Little black and white figures give insight into social reality
CAIRO: “You don’t feel naive optimism; in a way there is a critical reality but in a way a peaceful observation and a very strong acceptance, says artist Hisham El Zeiny, referring to the new exhibition Installation by fellow artist Hani Rashed.
The showroom in the Mashrabia Gallery has been turned into a representation of the people of Egypt, with numerous little 3D figures spread out on the floors, walls and displays, representing local society.
Young Rashed explains that this exhibition represents his view of today’s society, with each group of figures representing a certain issue, a frame of real life. He stresses the idea of the family, which he feels doesn’t exist anymore, friendship, politics, death, sports, police and the recent elections all through his installations.
Rashed has been an artist for 12 years now and trained at Mohamed Abla s atelier for 10 years. But his day job is as a soundman for Egyptian Television, which explains the style he uses. The drawings and their distribution are illustrated in a sort of television style; the characters are sometimes comical and very cinema like.
The figures are put together in various forms; to understand some of the scenarios you have to get down on your knees to see the little figures interacting with each other.
Another artist who enjoyed the show is Cosima Lukashevich. “It really gives a feeling of the masses. It’s an enjoyable show; I like it on a human level, and the humor that he shows is typically Egyptian and it really shows an expression of the culture, the way Egyptian life really is somehow.
Photographer Thomas Hartwell enjoyed the exhibition. “I think it’s fun and it’s different and it is very Cairo . It is different from his other work completely but it’s great seeing artists go in different paths, he says.
Rashed was previously renowned for his paintings, winning four awards from the Salon of Youth.
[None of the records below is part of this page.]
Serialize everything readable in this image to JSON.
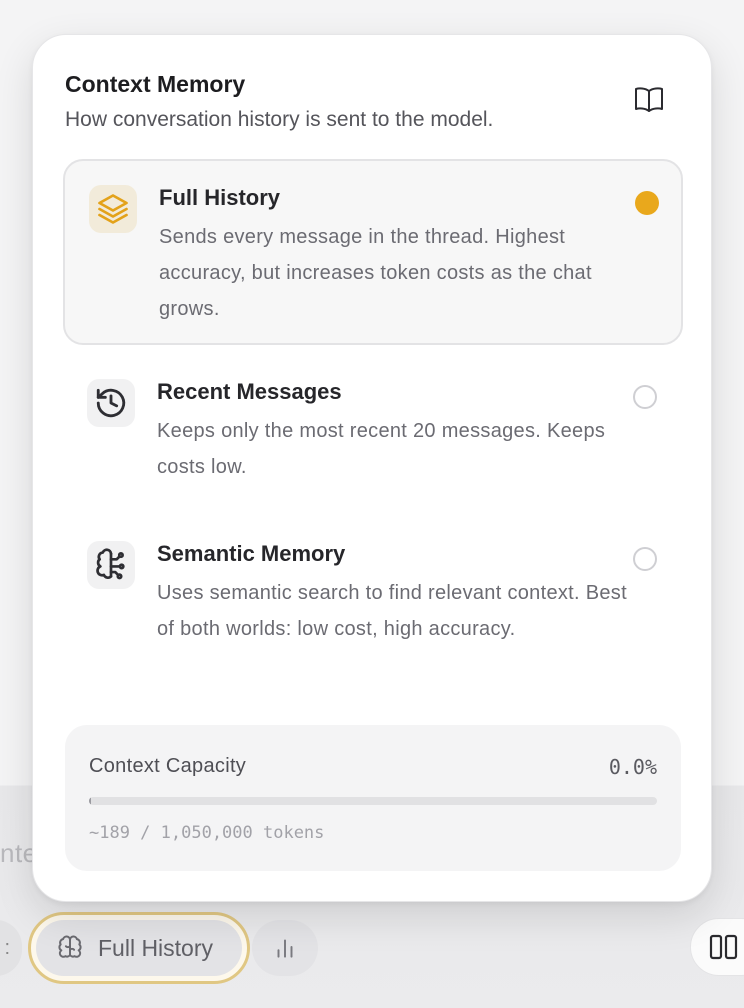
{
  "background": {
    "partial_text": "nte"
  },
  "popover": {
    "title": "Context Memory",
    "subtitle": "How conversation history is sent to the model.",
    "options": [
      {
        "label": "Full History",
        "description": "Sends every message in the thread. Highest accuracy, but increases token costs as the chat grows.",
        "icon": "layers-icon",
        "selected": true
      },
      {
        "label": "Recent Messages",
        "description": "Keeps only the most recent 20 messages. Keeps costs low.",
        "icon": "history-icon",
        "selected": false
      },
      {
        "label": "Semantic Memory",
        "description": "Uses semantic search to find relevant context. Best of both worlds: low cost, high accuracy.",
        "icon": "brain-circuit-icon",
        "selected": false
      }
    ],
    "capacity": {
      "label": "Context Capacity",
      "percent_text": "0.0%",
      "fill_fraction": 0.0002,
      "tokens_used": "~189",
      "tokens_total": "1,050,000",
      "tokens_text": "~189 / 1,050,000 tokens"
    }
  },
  "toolbar": {
    "context_button_label": "Full History",
    "context_button_icon": "brain-icon",
    "stats_icon": "bar-chart-icon",
    "columns_icon": "columns-icon"
  },
  "colors": {
    "accent": "#e9a81c",
    "accent_border": "#e0c783"
  }
}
A prior show concentrated on insects and received a lot of attention.
For this show, Rashed first sketched people both in the TV building and out on the street. With carbon paper he transferred his sketches to wood, and with his sister’s help, carved out the shapes of the people.
Next, he painted the figures, using only black and white acrylic paints. Rashed says that he felt the meaning would come across stronger using only black and white.
“It is honest without any advertising or marketing. It’s pure and expressive on its own and doesn’t need colors to reflect the meaning, he explains.
El Zeiny says when he first saw the show he wondered why Rashed would use black and white when he comes from a generation of colored TV, “But he was right because in a way we are stuck in the ’50s during a ’50s traditionalism and ’50s revolution. That’s why although we have color TV we are still in black and white reality, says El Zeiny.
Rashed hopes that his exhibition will be helpful and feels that when people look at social issues from an artistic perspective it can influence them to get together and improve today’s social and political situation.
“I’m just exposing these characters of our society for people to see the simple Egyptian citizen, he says.
Don’t miss this show entitled Installation by Hani Rashed at Mashrabia Gallery, 8 Champollion St., Downtown.